By Erin Henshaw

Last month in San Francisco, I had the incredible opportunity to see some of people and places that have most influenced my mindfulness journey.  I had tea over-looking oceanside cliffs at Land’s End with fellow tea-venturer, Jody Beavers, of Tap Twice Tea.  I met a few of the amazing people behind Google’s Search Inside Yourself Leadership Institute, and I got to see Dacher Keltner open a talk at the Greater Good Science Center at Berkeley for Richie Davidson’s newest book, Altered Traits

Altered Traits discusses updated research on the science of meditation, and illuminates the path towards helping individuals change personality traits.  I’d like to review Richie’s presentation in regards to the experience of letting go because I found it inspirational and perspective-shifting. Richie opened his presentation with the quote,

“After becomes the new default.”

This is the prescription for altering traits.  Basically, this means that whatever previously happened in our lives becomes our subconscious baseline for comparison, and sticks. It is important to understand this subconscious mechanism of the brain because although altering personality is quite difficult, understanding the process of creating traits creates a path towards developing long-lasting change. 

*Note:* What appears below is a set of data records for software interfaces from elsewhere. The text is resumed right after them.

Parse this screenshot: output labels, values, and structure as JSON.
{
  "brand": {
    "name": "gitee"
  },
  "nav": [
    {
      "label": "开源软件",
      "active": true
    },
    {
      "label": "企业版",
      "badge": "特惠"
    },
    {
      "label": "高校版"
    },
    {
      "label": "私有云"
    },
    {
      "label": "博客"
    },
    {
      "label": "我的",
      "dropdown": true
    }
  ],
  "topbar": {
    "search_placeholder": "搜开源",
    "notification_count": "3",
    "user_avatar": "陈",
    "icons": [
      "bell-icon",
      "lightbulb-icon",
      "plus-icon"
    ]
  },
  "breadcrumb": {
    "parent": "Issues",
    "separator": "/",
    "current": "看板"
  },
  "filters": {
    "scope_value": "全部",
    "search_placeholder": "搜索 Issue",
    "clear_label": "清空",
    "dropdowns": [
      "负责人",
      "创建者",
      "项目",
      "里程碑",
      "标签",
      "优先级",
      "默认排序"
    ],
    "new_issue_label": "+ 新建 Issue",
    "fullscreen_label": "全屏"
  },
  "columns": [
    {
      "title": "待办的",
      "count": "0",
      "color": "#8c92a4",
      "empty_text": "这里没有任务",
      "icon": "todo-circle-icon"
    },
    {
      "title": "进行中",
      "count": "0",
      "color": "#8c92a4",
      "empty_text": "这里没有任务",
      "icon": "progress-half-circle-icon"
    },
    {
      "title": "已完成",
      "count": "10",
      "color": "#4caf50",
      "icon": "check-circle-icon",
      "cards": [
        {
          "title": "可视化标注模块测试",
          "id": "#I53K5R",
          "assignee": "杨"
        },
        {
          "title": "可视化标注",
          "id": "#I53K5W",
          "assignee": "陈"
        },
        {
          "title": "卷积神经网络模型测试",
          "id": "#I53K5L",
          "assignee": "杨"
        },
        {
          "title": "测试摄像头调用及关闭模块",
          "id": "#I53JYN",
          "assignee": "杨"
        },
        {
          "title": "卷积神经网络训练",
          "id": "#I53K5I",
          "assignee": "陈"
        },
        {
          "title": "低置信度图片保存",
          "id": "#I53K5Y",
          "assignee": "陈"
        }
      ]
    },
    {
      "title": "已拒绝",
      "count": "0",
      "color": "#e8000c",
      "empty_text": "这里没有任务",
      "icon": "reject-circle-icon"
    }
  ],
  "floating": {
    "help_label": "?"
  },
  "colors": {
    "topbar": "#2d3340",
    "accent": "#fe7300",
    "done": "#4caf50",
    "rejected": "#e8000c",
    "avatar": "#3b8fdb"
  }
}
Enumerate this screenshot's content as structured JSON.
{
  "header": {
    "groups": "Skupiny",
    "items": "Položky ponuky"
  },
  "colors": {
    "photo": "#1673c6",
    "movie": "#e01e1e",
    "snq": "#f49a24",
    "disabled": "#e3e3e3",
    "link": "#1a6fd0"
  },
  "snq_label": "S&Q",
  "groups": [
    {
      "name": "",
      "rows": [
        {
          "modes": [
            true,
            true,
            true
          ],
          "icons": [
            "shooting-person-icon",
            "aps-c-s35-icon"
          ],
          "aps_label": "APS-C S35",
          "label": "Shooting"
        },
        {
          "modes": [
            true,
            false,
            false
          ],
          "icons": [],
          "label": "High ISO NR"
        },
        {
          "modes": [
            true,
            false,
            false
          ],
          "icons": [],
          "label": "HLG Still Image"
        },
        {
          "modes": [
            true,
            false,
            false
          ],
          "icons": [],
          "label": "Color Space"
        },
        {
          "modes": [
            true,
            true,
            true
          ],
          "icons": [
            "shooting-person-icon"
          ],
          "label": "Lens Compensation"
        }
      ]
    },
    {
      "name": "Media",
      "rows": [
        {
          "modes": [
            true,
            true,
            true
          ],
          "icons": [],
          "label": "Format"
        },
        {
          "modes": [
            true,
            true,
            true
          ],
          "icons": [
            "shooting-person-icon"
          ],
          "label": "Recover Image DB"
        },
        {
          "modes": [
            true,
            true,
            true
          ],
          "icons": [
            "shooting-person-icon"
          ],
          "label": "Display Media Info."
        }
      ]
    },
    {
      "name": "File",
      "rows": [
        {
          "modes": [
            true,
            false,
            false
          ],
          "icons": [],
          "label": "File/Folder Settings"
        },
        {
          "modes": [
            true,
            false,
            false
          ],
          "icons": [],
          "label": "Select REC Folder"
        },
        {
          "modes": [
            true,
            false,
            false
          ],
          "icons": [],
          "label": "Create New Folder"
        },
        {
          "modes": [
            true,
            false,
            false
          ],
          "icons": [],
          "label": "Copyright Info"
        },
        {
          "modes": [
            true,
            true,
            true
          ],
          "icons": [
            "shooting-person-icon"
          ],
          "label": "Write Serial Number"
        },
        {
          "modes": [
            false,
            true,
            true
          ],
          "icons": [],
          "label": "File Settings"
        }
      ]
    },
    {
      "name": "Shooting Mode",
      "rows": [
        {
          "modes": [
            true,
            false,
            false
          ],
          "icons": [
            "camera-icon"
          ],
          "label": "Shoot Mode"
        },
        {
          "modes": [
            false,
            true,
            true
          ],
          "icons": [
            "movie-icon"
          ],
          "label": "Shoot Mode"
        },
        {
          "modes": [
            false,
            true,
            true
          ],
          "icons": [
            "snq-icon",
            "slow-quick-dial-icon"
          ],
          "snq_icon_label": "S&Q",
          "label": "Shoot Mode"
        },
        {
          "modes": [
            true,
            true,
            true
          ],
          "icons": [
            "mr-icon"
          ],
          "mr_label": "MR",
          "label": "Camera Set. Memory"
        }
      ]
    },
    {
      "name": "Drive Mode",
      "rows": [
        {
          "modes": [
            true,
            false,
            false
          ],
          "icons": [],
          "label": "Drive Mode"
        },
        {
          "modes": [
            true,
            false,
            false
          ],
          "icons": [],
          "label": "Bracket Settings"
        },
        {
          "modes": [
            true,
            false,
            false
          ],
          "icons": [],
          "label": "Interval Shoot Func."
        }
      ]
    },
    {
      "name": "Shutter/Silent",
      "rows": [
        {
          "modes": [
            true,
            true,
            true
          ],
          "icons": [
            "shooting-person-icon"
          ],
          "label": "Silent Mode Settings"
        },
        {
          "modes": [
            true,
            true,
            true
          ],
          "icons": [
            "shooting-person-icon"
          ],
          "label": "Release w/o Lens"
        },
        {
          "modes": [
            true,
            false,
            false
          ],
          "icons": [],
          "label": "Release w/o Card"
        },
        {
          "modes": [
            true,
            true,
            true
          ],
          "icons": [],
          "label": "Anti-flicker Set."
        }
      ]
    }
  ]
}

So, how can we make sure we aren’t hard-wired to continue in the present as we have in the past?

Keep intentionally letting go. 

Richie explained that neuroplasticity (the ability of the brain to change neural pathways throughout our lifetime) happens wittingly or unwittingly, so we might as well be intentional about letting go of rumination and expectations.  We can elect to show up to the only thing we can affect: the present moment. By focusing on an anchor in the present moment, meditation helps us practice the process of continually letting go. 

He elaborated that the best meditation is the one that you do every day!  It takes about 1500-2000 hours of meditation (roughly five years of daily practice) to see evidence of generalizability.  Or more simply, nearly all people who meditate for over five years will begin to see similar benefits, such as enhanced receptivity, emotional regulation and ability to stay in the present moment. 

I deeply resonated with the closing message that personal mental hygiene is now an urgent social and public health need.  Well-being is a skill that has not been traditionally taught in Western society, and that needs to change.  

We put ourselves on the cushion to change our lives.” -Richard Davidson

Other tidbits of note:
-Many brains progress faster or slower than our nominal age, and that meditators brains function like younger brains.  The practice also slows down the aging process.  Meditators also have open sensory channels for pain, and thus recover more rapidly.  

-Meditation does not always lower the heart rate, it has been shown to raise during compassion practices. (Additionally, the insula, a key communicator between body and brain, activates during these practices.)

-Pro-social tendencies are a fundamental feature of the mind, and are enhanced with meditation. See: Social Baseline Theory.